*** Block opens ***
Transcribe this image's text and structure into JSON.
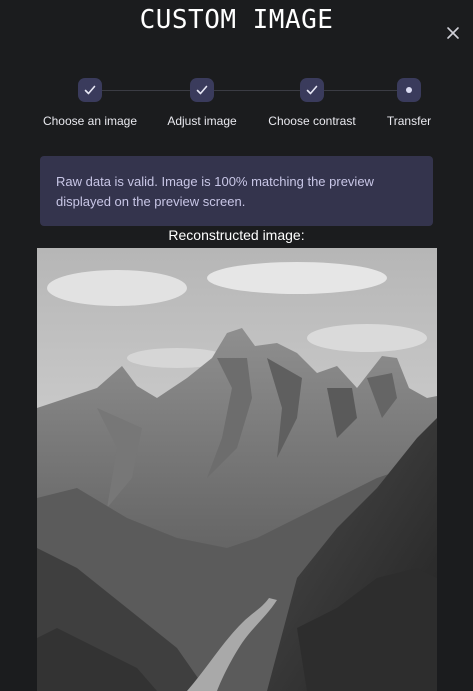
{
  "dialog": {
    "title": "CUSTOM IMAGE",
    "close_icon": "close-icon"
  },
  "steps": [
    {
      "label": "Choose an image",
      "status": "completed",
      "icon": "check-icon"
    },
    {
      "label": "Adjust image",
      "status": "completed",
      "icon": "check-icon"
    },
    {
      "label": "Choose contrast",
      "status": "completed",
      "icon": "check-icon"
    },
    {
      "label": "Transfer",
      "status": "current",
      "icon": "dot-icon"
    }
  ],
  "info": {
    "message": "Raw data is valid. Image is 100% matching the preview displayed on the preview screen."
  },
  "reconstructed": {
    "label": "Reconstructed image:",
    "image_description": "grayscale-mountain-landscape"
  },
  "colors": {
    "background": "#1b1c1e",
    "step_circle": "#3a3b5c",
    "info_background": "#34344d",
    "info_text": "#c8c6e6"
  }
}
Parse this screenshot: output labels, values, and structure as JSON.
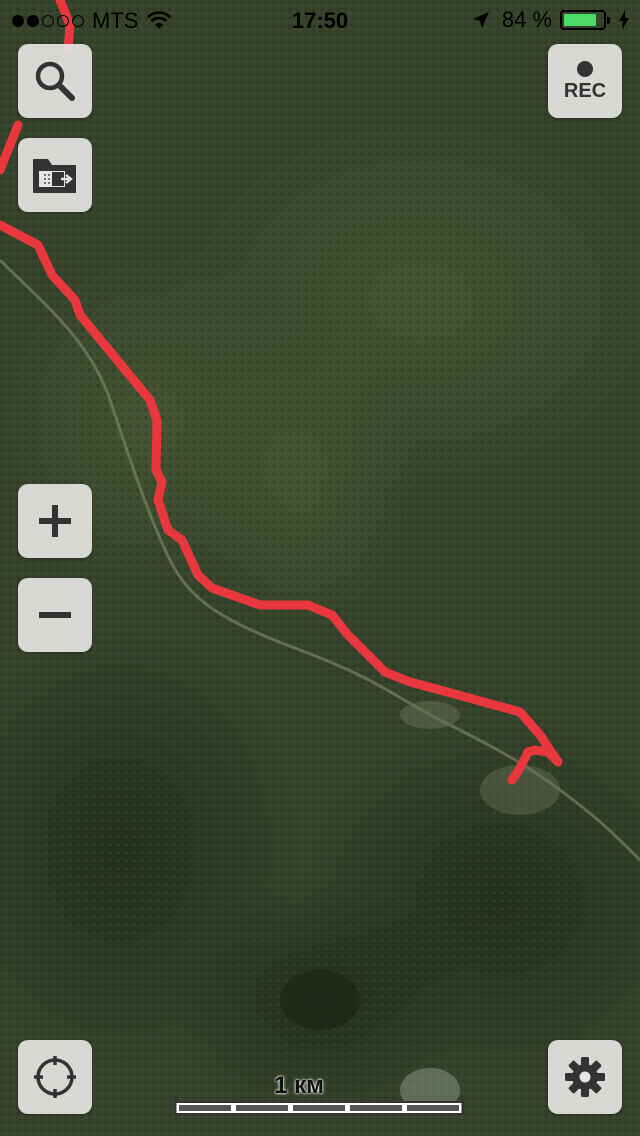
{
  "status_bar": {
    "carrier": "MTS",
    "signal_bars_filled": 2,
    "signal_bars_total": 5,
    "time": "17:50",
    "battery_percent": "84 %",
    "battery_level": 0.84,
    "icons": [
      "wifi-icon",
      "location-arrow-icon",
      "charging-bolt-icon"
    ]
  },
  "map": {
    "layer": "satellite",
    "track_color": "#e8383d"
  },
  "controls": {
    "rec_label": "REC",
    "zoom_in_label": "+",
    "zoom_out_label": "−",
    "icons": [
      "search-icon",
      "folder-import-icon",
      "rec-dot-icon",
      "locate-icon",
      "gear-icon"
    ]
  },
  "scale": {
    "label": "1 км"
  }
}
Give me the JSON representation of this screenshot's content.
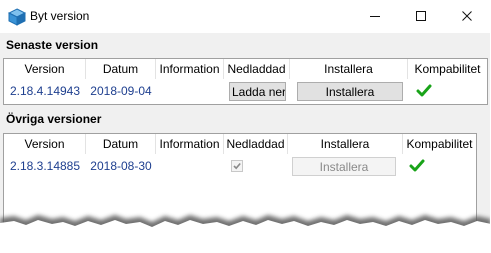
{
  "window": {
    "title": "Byt version",
    "icon": "box-icon",
    "controls": {
      "minimize": "minimize-icon",
      "maximize": "maximize-icon",
      "close": "close-icon"
    }
  },
  "latest": {
    "title": "Senaste version",
    "columns": [
      "Version",
      "Datum",
      "Information",
      "Nedladdad",
      "Installera",
      "Kompabilitet"
    ],
    "row": {
      "version": "2.18.4.14943",
      "date": "2018-09-04",
      "download_label": "Ladda ner",
      "install_label": "Installera",
      "compatible": true
    }
  },
  "others": {
    "title": "Övriga versioner",
    "columns": [
      "Version",
      "Datum",
      "Information",
      "Nedladdad",
      "Installera",
      "Kompabilitet"
    ],
    "rows": [
      {
        "version": "2.18.3.14885",
        "date": "2018-08-30",
        "downloaded": true,
        "install_label": "Installera",
        "install_enabled": false,
        "compatible": true
      }
    ]
  },
  "colors": {
    "value_text": "#1e3f8f",
    "check_green": "#19a319",
    "panel_border": "#a0a0a0"
  }
}
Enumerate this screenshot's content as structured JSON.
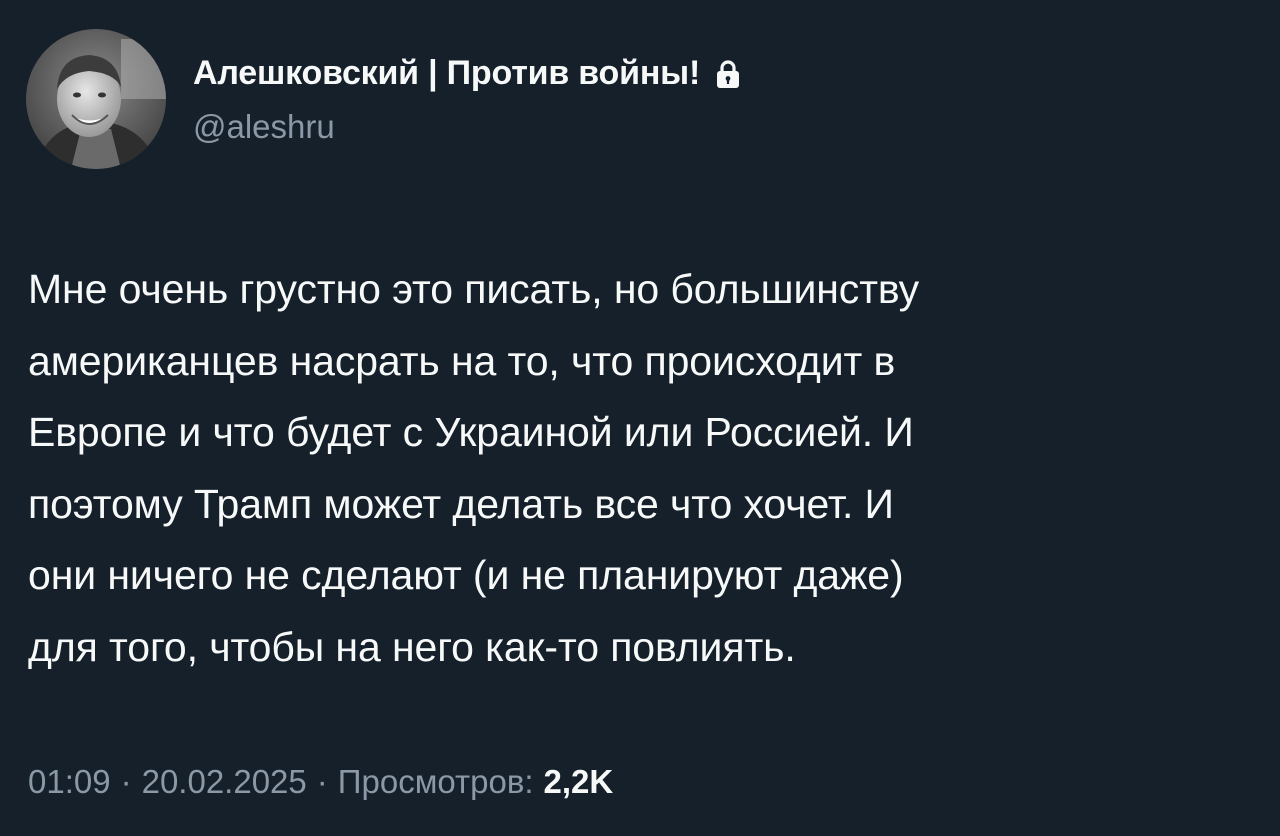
{
  "author": {
    "display_name": "Алешковский | Против войны!",
    "handle": "@aleshru",
    "avatar_icon": "profile-photo",
    "lock_icon": "lock-icon"
  },
  "tweet": {
    "text": "Мне очень грустно это писать, но большинству\nамериканцев насрать на то, что происходит в\nЕвропе и что будет с Украиной или Россией. И\nпоэтому Трамп может делать все что хочет. И\nони ничего не сделают (и не планируют даже)\nдля того, чтобы на него как-то повлиять."
  },
  "meta": {
    "time": "01:09",
    "separator": "·",
    "date": "20.02.2025",
    "views_label": "Просмотров:",
    "views_count": "2,2K"
  },
  "colors": {
    "background": "#15202b",
    "primary_text": "#f7f9f9",
    "secondary_text": "#8b98a5"
  }
}
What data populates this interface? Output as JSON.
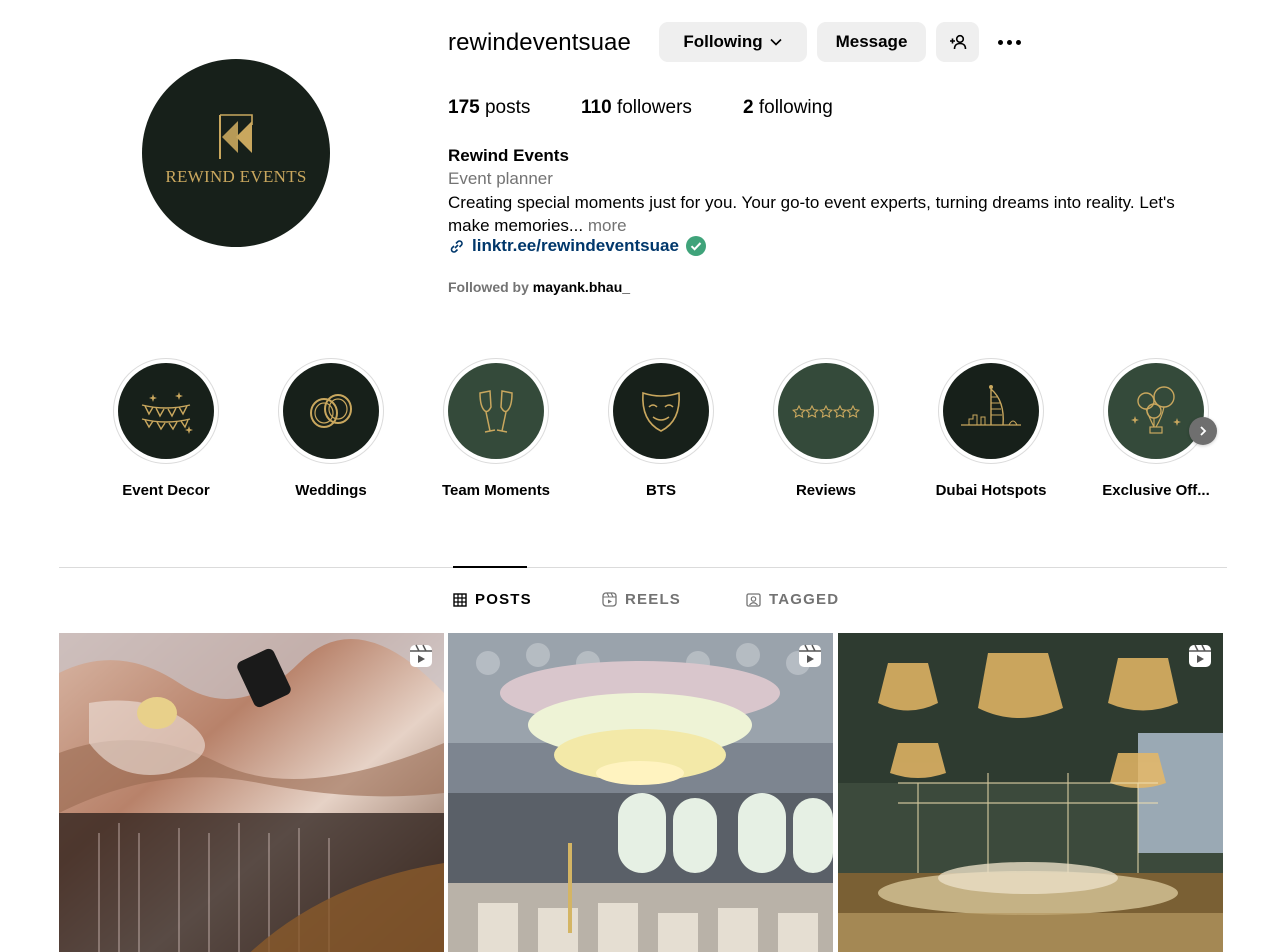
{
  "profile": {
    "avatar_text": "REWIND EVENTS",
    "username": "rewindeventsuae",
    "following_button": "Following",
    "message_button": "Message",
    "stats": {
      "posts_count": "175",
      "posts_label": "posts",
      "followers_count": "110",
      "followers_label": "followers",
      "following_count": "2",
      "following_label": "following"
    },
    "bio": {
      "name": "Rewind Events",
      "category": "Event planner",
      "text": "Creating special moments just for you. Your go-to event experts, turning dreams into reality. Let's make memories...",
      "more": "more",
      "link": "linktr.ee/rewindeventsuae"
    },
    "followed_by_prefix": "Followed by",
    "followed_by_user": "mayank.bhau_"
  },
  "highlights": [
    {
      "label": "Event Decor",
      "icon": "bunting-icon"
    },
    {
      "label": "Weddings",
      "icon": "rings-icon"
    },
    {
      "label": "Team Moments",
      "icon": "champagne-glasses-icon"
    },
    {
      "label": "BTS",
      "icon": "theater-mask-icon"
    },
    {
      "label": "Reviews",
      "icon": "stars-icon"
    },
    {
      "label": "Dubai Hotspots",
      "icon": "burj-al-arab-icon"
    },
    {
      "label": "Exclusive Off...",
      "icon": "balloons-icon"
    }
  ],
  "tabs": [
    {
      "label": "POSTS",
      "icon": "grid-icon",
      "active": true
    },
    {
      "label": "REELS",
      "icon": "reels-icon",
      "active": false
    },
    {
      "label": "TAGGED",
      "icon": "tagged-icon",
      "active": false
    }
  ],
  "posts": [
    {
      "type": "reel",
      "scene": "metallic foil decor with chandelier"
    },
    {
      "type": "reel",
      "scene": "floral chandelier ballroom"
    },
    {
      "type": "reel",
      "scene": "outdoor crystal chandeliers garden"
    }
  ],
  "colors": {
    "brand_dark": "#17201a",
    "brand_gold": "#c9a75e",
    "link": "#00376b",
    "muted": "#737373",
    "button_bg": "#efefef",
    "verified": "#3fa37a"
  }
}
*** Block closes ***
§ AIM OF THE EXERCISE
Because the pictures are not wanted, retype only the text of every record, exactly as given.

§ RESULT OF THIS TASK
Transcribe this image's text and structure into JSON.
{
  "dialog": {
    "title": "CUSTOM IMAGE",
    "close_icon": "close-icon"
  },
  "steps": [
    {
      "label": "Choose an image",
      "status": "completed",
      "icon": "check-icon"
    },
    {
      "label": "Adjust image",
      "status": "completed",
      "icon": "check-icon"
    },
    {
      "label": "Choose contrast",
      "status": "completed",
      "icon": "check-icon"
    },
    {
      "label": "Transfer",
      "status": "current",
      "icon": "dot-icon"
    }
  ],
  "info": {
    "message": "Raw data is valid. Image is 100% matching the preview displayed on the preview screen."
  },
  "reconstructed": {
    "label": "Reconstructed image:",
    "image_description": "grayscale-mountain-landscape"
  },
  "colors": {
    "background": "#1b1c1e",
    "step_circle": "#3a3b5c",
    "info_background": "#34344d",
    "info_text": "#c8c6e6"
  }
}
Parse this screenshot: output labels, values, and structure as JSON.
{
  "status_bar": {
    "carrier": "MTS",
    "signal_bars_filled": 2,
    "signal_bars_total": 5,
    "time": "17:50",
    "battery_percent": "84 %",
    "battery_level": 0.84,
    "icons": [
      "wifi-icon",
      "location-arrow-icon",
      "charging-bolt-icon"
    ]
  },
  "map": {
    "layer": "satellite",
    "track_color": "#e8383d"
  },
  "controls": {
    "rec_label": "REC",
    "zoom_in_label": "+",
    "zoom_out_label": "−",
    "icons": [
      "search-icon",
      "folder-import-icon",
      "rec-dot-icon",
      "locate-icon",
      "gear-icon"
    ]
  },
  "scale": {
    "label": "1 км"
  }
}
Give me the JSON representation of this screenshot's content.
{
  "window": {
    "title": "Byt version",
    "icon": "box-icon",
    "controls": {
      "minimize": "minimize-icon",
      "maximize": "maximize-icon",
      "close": "close-icon"
    }
  },
  "latest": {
    "title": "Senaste version",
    "columns": [
      "Version",
      "Datum",
      "Information",
      "Nedladdad",
      "Installera",
      "Kompabilitet"
    ],
    "row": {
      "version": "2.18.4.14943",
      "date": "2018-09-04",
      "download_label": "Ladda ner",
      "install_label": "Installera",
      "compatible": true
    }
  },
  "others": {
    "title": "Övriga versioner",
    "columns": [
      "Version",
      "Datum",
      "Information",
      "Nedladdad",
      "Installera",
      "Kompabilitet"
    ],
    "rows": [
      {
        "version": "2.18.3.14885",
        "date": "2018-08-30",
        "downloaded": true,
        "install_label": "Installera",
        "install_enabled": false,
        "compatible": true
      }
    ]
  },
  "colors": {
    "value_text": "#1e3f8f",
    "check_green": "#19a319",
    "panel_border": "#a0a0a0"
  }
}
Enumerate this screenshot's content as structured JSON.
{
  "author": {
    "display_name": "Алешковский | Против войны!",
    "handle": "@aleshru",
    "avatar_icon": "profile-photo",
    "lock_icon": "lock-icon"
  },
  "tweet": {
    "text": "Мне очень грустно это писать, но большинству\nамериканцев насрать на то, что происходит в\nЕвропе и что будет с Украиной или Россией. И\nпоэтому Трамп может делать все что хочет. И\nони ничего не сделают (и не планируют даже)\nдля того, чтобы на него как-то повлиять."
  },
  "meta": {
    "time": "01:09",
    "separator": "·",
    "date": "20.02.2025",
    "views_label": "Просмотров:",
    "views_count": "2,2K"
  },
  "colors": {
    "background": "#15202b",
    "primary_text": "#f7f9f9",
    "secondary_text": "#8b98a5"
  }
}
What data populates this interface? Output as JSON.
{
  "profile": {
    "avatar_text": "REWIND EVENTS",
    "username": "rewindeventsuae",
    "following_button": "Following",
    "message_button": "Message",
    "stats": {
      "posts_count": "175",
      "posts_label": "posts",
      "followers_count": "110",
      "followers_label": "followers",
      "following_count": "2",
      "following_label": "following"
    },
    "bio": {
      "name": "Rewind Events",
      "category": "Event planner",
      "text": "Creating special moments just for you. Your go-to event experts, turning dreams into reality. Let's make memories...",
      "more": "more",
      "link": "linktr.ee/rewindeventsuae"
    },
    "followed_by_prefix": "Followed by",
    "followed_by_user": "mayank.bhau_"
  },
  "highlights": [
    {
      "label": "Event Decor",
      "icon": "bunting-icon"
    },
    {
      "label": "Weddings",
      "icon": "rings-icon"
    },
    {
      "label": "Team Moments",
      "icon": "champagne-glasses-icon"
    },
    {
      "label": "BTS",
      "icon": "theater-mask-icon"
    },
    {
      "label": "Reviews",
      "icon": "stars-icon"
    },
    {
      "label": "Dubai Hotspots",
      "icon": "burj-al-arab-icon"
    },
    {
      "label": "Exclusive Off...",
      "icon": "balloons-icon"
    }
  ],
  "tabs": [
    {
      "label": "POSTS",
      "icon": "grid-icon",
      "active": true
    },
    {
      "label": "REELS",
      "icon": "reels-icon",
      "active": false
    },
    {
      "label": "TAGGED",
      "icon": "tagged-icon",
      "active": false
    }
  ],
  "posts": [
    {
      "type": "reel",
      "scene": "metallic foil decor with chandelier"
    },
    {
      "type": "reel",
      "scene": "floral chandelier ballroom"
    },
    {
      "type": "reel",
      "scene": "outdoor crystal chandeliers garden"
    }
  ],
  "colors": {
    "brand_dark": "#17201a",
    "brand_gold": "#c9a75e",
    "link": "#00376b",
    "muted": "#737373",
    "button_bg": "#efefef",
    "verified": "#3fa37a"
  }
}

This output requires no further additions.